The UK purchasing managers’ index slipped to 53.1 in August from 56.3, and the month-to-month increase in the average house price was just 0.1%. The weakness in manufacturing reflected a slump in exports that was particularly worrisome, Chandler says. The survey of retail sales in August also was weak.
On a technical basis, the key consideration is a “head and shoulders” pattern that has been traced by the pound in recent months, which is often a sign of a topping-out in the market.
Market participants are moving toward the assumption that UK rates have peaked, says Anne Mills, director of currency research at Brown Brothers Harriman in New York.
“We still think one more hike is possible, but even that view has negative implications for sterling,” she says.
Bank of Japan Seeks Normal Rate Policy
With Japan’s economy growing again, the Bank of Japan will return to an ordinary interest rate policy in the future, says BOJ governor Toshihiko Fukui.
“We are strongly committed to keeping an easy policy for now, but we will need to return to an interest-rate policy,” Fukui told a press conference in early September.
Such a policy would mean targeting a specific interest rate, rather than the quantitative approach in effect at present, says Anne Mills of Brown Brothers Harriman.
The growth of the monetary base slowed again in August, to 4.6% year over year from 4.7% in July, and from 20.5% a year earlier.
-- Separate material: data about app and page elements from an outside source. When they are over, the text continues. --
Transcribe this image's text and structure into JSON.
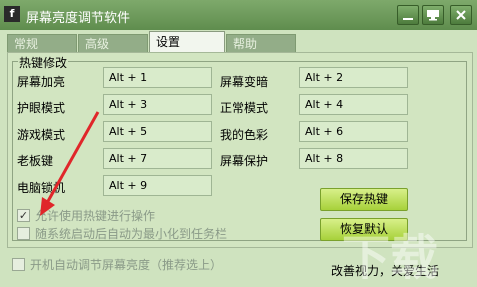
{
  "window": {
    "title": "屏幕亮度调节软件",
    "app_icon_glyph": "f"
  },
  "tabs": [
    {
      "label": "常规"
    },
    {
      "label": "高级"
    },
    {
      "label": "设置",
      "active": true
    },
    {
      "label": "帮助"
    }
  ],
  "hotkeys": {
    "group_title": "热键修改",
    "rows": [
      {
        "left_label": "屏幕加亮",
        "left_value": "Alt + 1",
        "right_label": "屏幕变暗",
        "right_value": "Alt + 2"
      },
      {
        "left_label": "护眼模式",
        "left_value": "Alt + 3",
        "right_label": "正常模式",
        "right_value": "Alt + 4"
      },
      {
        "left_label": "游戏模式",
        "left_value": "Alt + 5",
        "right_label": "我的色彩",
        "right_value": "Alt + 6"
      },
      {
        "left_label": "老板键",
        "left_value": "Alt + 7",
        "right_label": "屏幕保护",
        "right_value": "Alt + 8"
      },
      {
        "left_label": "电脑锁机",
        "left_value": "Alt + 9"
      }
    ],
    "save_button": "保存热键",
    "restore_button": "恢复默认",
    "enable_hotkeys": {
      "label": "允许使用热键进行操作",
      "checked": true
    },
    "start_minimized": {
      "label": "随系统启动后自动为最小化到任务栏",
      "checked": false
    }
  },
  "footer": {
    "auto_adjust": {
      "label": "开机自动调节屏幕亮度（推荐选上）",
      "checked": false
    },
    "slogan": "改善视力，关爱生活"
  },
  "watermark_text": "下载"
}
Mills says this reflects the fact that the central bank is no longer increasing bank reserves, while consumers are becoming less worried about bank failures, which leads them to demand less cash.
· Gordon Platt